Start of Block

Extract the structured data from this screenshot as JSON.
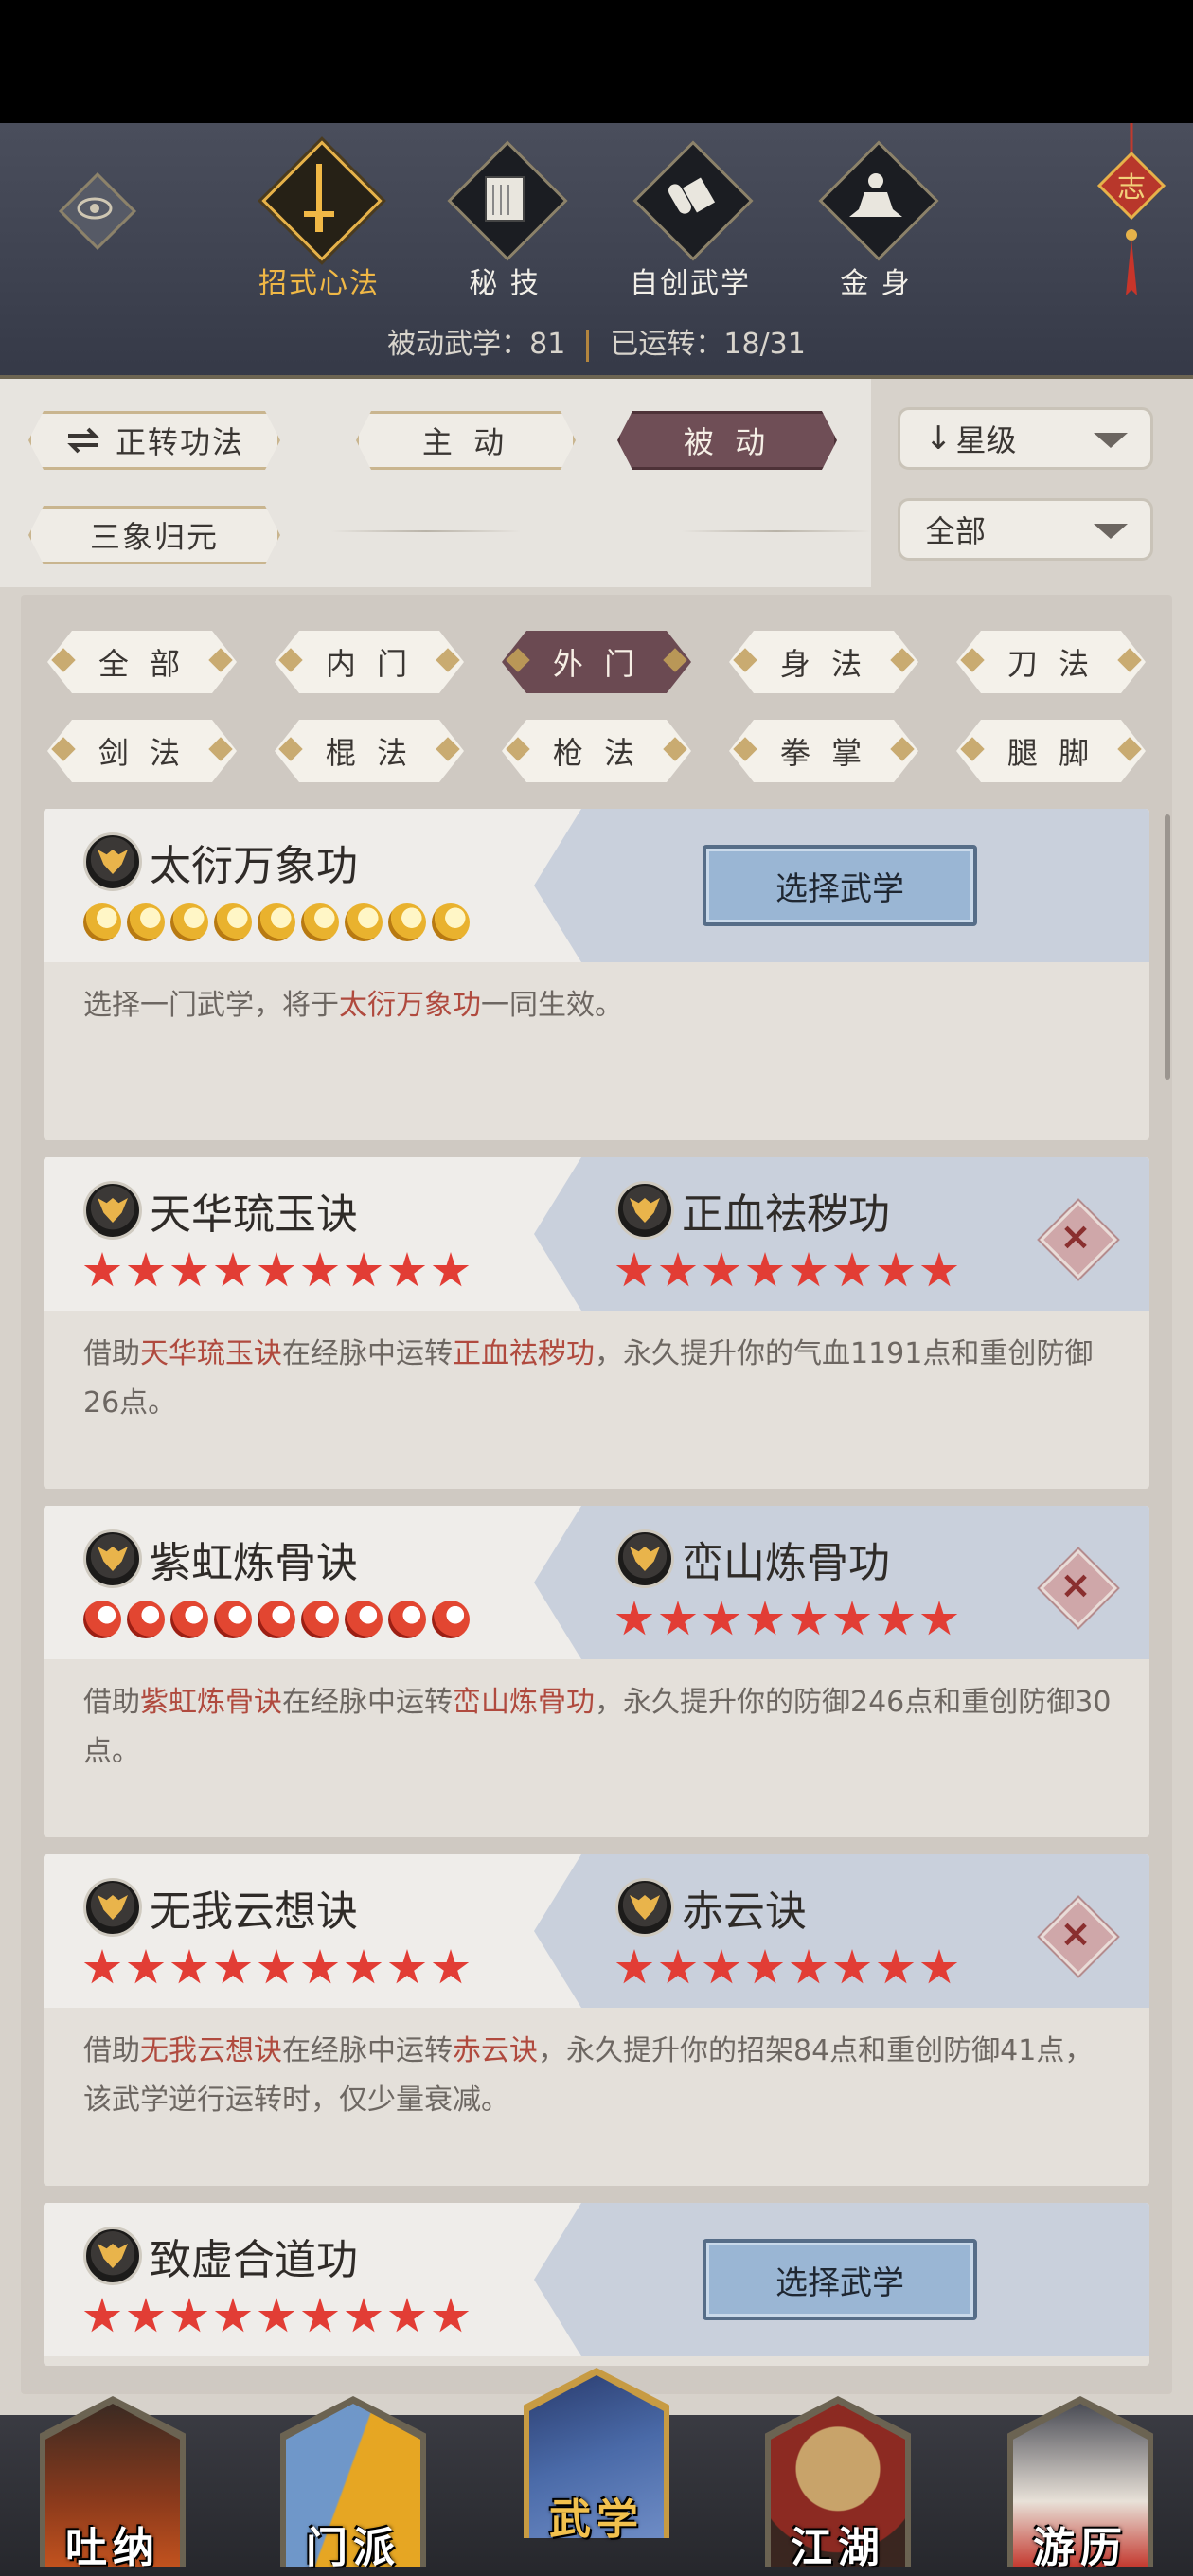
{
  "header": {
    "eye_icon": "eye-icon",
    "charm_icon": "knot-charm-icon",
    "charm_char": "志",
    "categories": [
      {
        "label": "招式心法",
        "icon": "sword-icon",
        "active": true
      },
      {
        "label": "秘 技",
        "icon": "book-icon",
        "active": false
      },
      {
        "label": "自创武学",
        "icon": "scroll-icon",
        "active": false
      },
      {
        "label": "金 身",
        "icon": "meditation-icon",
        "active": false
      }
    ],
    "stats": {
      "passive_label": "被动武学：81",
      "running_label": "已运转：18/31"
    }
  },
  "filters": {
    "mode_button": "正转功法",
    "active_button": "主 动",
    "passive_button": "被 动",
    "sort_dropdown": "星级",
    "sanxiang_button": "三象归元",
    "type_dropdown": "全部"
  },
  "tags": [
    "全 部",
    "内 门",
    "外 门",
    "身 法",
    "刀 法",
    "剑 法",
    "棍 法",
    "枪 法",
    "拳 掌",
    "腿 脚"
  ],
  "selected_tag": "外 门",
  "cards": [
    {
      "left_name": "太衍万象功",
      "left_rank": "moon",
      "left_rank_count": 9,
      "right_type": "select",
      "select_label": "选择武学",
      "desc": [
        {
          "t": "选择一门武学，将于"
        },
        {
          "t": "太衍万象功",
          "hl": true
        },
        {
          "t": "一同生效。"
        }
      ]
    },
    {
      "left_name": "天华琉玉诀",
      "left_rank": "star",
      "left_rank_count": 9,
      "right_name": "正血祛秽功",
      "right_rank": "star",
      "right_rank_count": 8,
      "right_type": "slot",
      "desc": [
        {
          "t": "借助"
        },
        {
          "t": "天华琉玉诀",
          "hl": true
        },
        {
          "t": "在经脉中运转"
        },
        {
          "t": "正血祛秽功",
          "hl": true
        },
        {
          "t": "，永久提升你的气血1191点和重创防御26点。"
        }
      ]
    },
    {
      "left_name": "紫虹炼骨诀",
      "left_rank": "flame",
      "left_rank_count": 9,
      "right_name": "峦山炼骨功",
      "right_rank": "star",
      "right_rank_count": 8,
      "right_type": "slot",
      "desc": [
        {
          "t": "借助"
        },
        {
          "t": "紫虹炼骨诀",
          "hl": true
        },
        {
          "t": "在经脉中运转"
        },
        {
          "t": "峦山炼骨功",
          "hl": true
        },
        {
          "t": "，永久提升你的防御246点和重创防御30点。"
        }
      ]
    },
    {
      "left_name": "无我云想诀",
      "left_rank": "star",
      "left_rank_count": 9,
      "right_name": "赤云诀",
      "right_rank": "star",
      "right_rank_count": 8,
      "right_type": "slot",
      "desc": [
        {
          "t": "借助"
        },
        {
          "t": "无我云想诀",
          "hl": true
        },
        {
          "t": "在经脉中运转"
        },
        {
          "t": "赤云诀",
          "hl": true
        },
        {
          "t": "，永久提升你的招架84点和重创防御41点，该武学逆行运转时，仅少量衰减。"
        }
      ]
    },
    {
      "left_name": "致虚合道功",
      "left_rank": "star",
      "left_rank_count": 9,
      "right_type": "select",
      "select_label": "选择武学",
      "desc": []
    }
  ],
  "remove_symbol": "×",
  "nav": [
    {
      "label": "吐纳",
      "icon": "monk-icon",
      "active": false
    },
    {
      "label": "门派",
      "icon": "sect-flags-icon",
      "active": false
    },
    {
      "label": "武学",
      "icon": "manual-book-icon",
      "active": true
    },
    {
      "label": "江湖",
      "icon": "straw-hat-icon",
      "active": false
    },
    {
      "label": "游历",
      "icon": "horse-icon",
      "active": false
    }
  ],
  "colors": {
    "active_gold": "#f0b846",
    "highlight_red": "#b04a3e",
    "selected_tag": "#6b4a52",
    "star_red": "#e23d35"
  }
}
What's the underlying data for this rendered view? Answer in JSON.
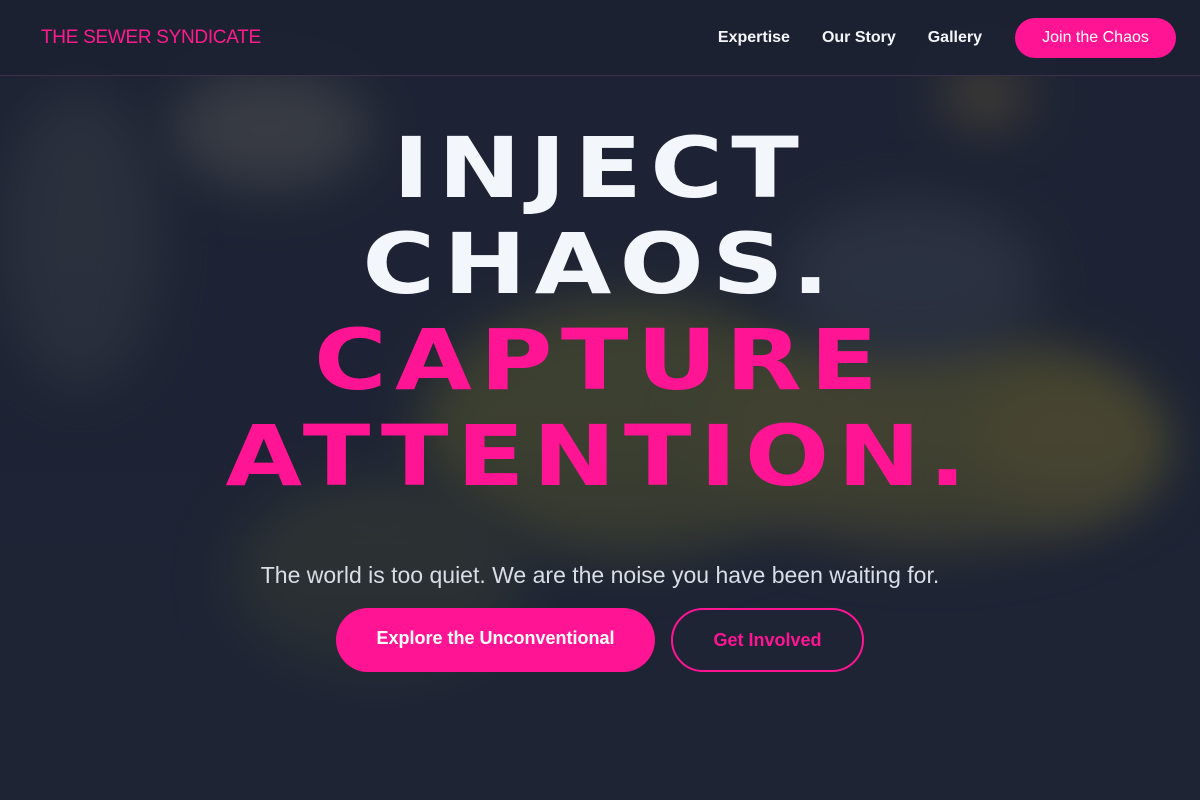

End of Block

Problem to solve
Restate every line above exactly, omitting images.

Finished exercise
Extract the structured data from this screenshot as JSON.
{
  "header": {
    "eye_icon": "eye-icon",
    "charm_icon": "knot-charm-icon",
    "charm_char": "志",
    "categories": [
      {
        "label": "招式心法",
        "icon": "sword-icon",
        "active": true
      },
      {
        "label": "秘 技",
        "icon": "book-icon",
        "active": false
      },
      {
        "label": "自创武学",
        "icon": "scroll-icon",
        "active": false
      },
      {
        "label": "金 身",
        "icon": "meditation-icon",
        "active": false
      }
    ],
    "stats": {
      "passive_label": "被动武学：81",
      "running_label": "已运转：18/31"
    }
  },
  "filters": {
    "mode_button": "正转功法",
    "active_button": "主 动",
    "passive_button": "被 动",
    "sort_dropdown": "星级",
    "sanxiang_button": "三象归元",
    "type_dropdown": "全部"
  },
  "tags": [
    "全 部",
    "内 门",
    "外 门",
    "身 法",
    "刀 法",
    "剑 法",
    "棍 法",
    "枪 法",
    "拳 掌",
    "腿 脚"
  ],
  "selected_tag": "外 门",
  "cards": [
    {
      "left_name": "太衍万象功",
      "left_rank": "moon",
      "left_rank_count": 9,
      "right_type": "select",
      "select_label": "选择武学",
      "desc": [
        {
          "t": "选择一门武学，将于"
        },
        {
          "t": "太衍万象功",
          "hl": true
        },
        {
          "t": "一同生效。"
        }
      ]
    },
    {
      "left_name": "天华琉玉诀",
      "left_rank": "star",
      "left_rank_count": 9,
      "right_name": "正血祛秽功",
      "right_rank": "star",
      "right_rank_count": 8,
      "right_type": "slot",
      "desc": [
        {
          "t": "借助"
        },
        {
          "t": "天华琉玉诀",
          "hl": true
        },
        {
          "t": "在经脉中运转"
        },
        {
          "t": "正血祛秽功",
          "hl": true
        },
        {
          "t": "，永久提升你的气血1191点和重创防御26点。"
        }
      ]
    },
    {
      "left_name": "紫虹炼骨诀",
      "left_rank": "flame",
      "left_rank_count": 9,
      "right_name": "峦山炼骨功",
      "right_rank": "star",
      "right_rank_count": 8,
      "right_type": "slot",
      "desc": [
        {
          "t": "借助"
        },
        {
          "t": "紫虹炼骨诀",
          "hl": true
        },
        {
          "t": "在经脉中运转"
        },
        {
          "t": "峦山炼骨功",
          "hl": true
        },
        {
          "t": "，永久提升你的防御246点和重创防御30点。"
        }
      ]
    },
    {
      "left_name": "无我云想诀",
      "left_rank": "star",
      "left_rank_count": 9,
      "right_name": "赤云诀",
      "right_rank": "star",
      "right_rank_count": 8,
      "right_type": "slot",
      "desc": [
        {
          "t": "借助"
        },
        {
          "t": "无我云想诀",
          "hl": true
        },
        {
          "t": "在经脉中运转"
        },
        {
          "t": "赤云诀",
          "hl": true
        },
        {
          "t": "，永久提升你的招架84点和重创防御41点，该武学逆行运转时，仅少量衰减。"
        }
      ]
    },
    {
      "left_name": "致虚合道功",
      "left_rank": "star",
      "left_rank_count": 9,
      "right_type": "select",
      "select_label": "选择武学",
      "desc": []
    }
  ],
  "remove_symbol": "×",
  "nav": [
    {
      "label": "吐纳",
      "icon": "monk-icon",
      "active": false
    },
    {
      "label": "门派",
      "icon": "sect-flags-icon",
      "active": false
    },
    {
      "label": "武学",
      "icon": "manual-book-icon",
      "active": true
    },
    {
      "label": "江湖",
      "icon": "straw-hat-icon",
      "active": false
    },
    {
      "label": "游历",
      "icon": "horse-icon",
      "active": false
    }
  ],
  "colors": {
    "active_gold": "#f0b846",
    "highlight_red": "#b04a3e",
    "selected_tag": "#6b4a52",
    "star_red": "#e23d35"
  }
}
What's the underlying data for this rendered view? Answer in JSON.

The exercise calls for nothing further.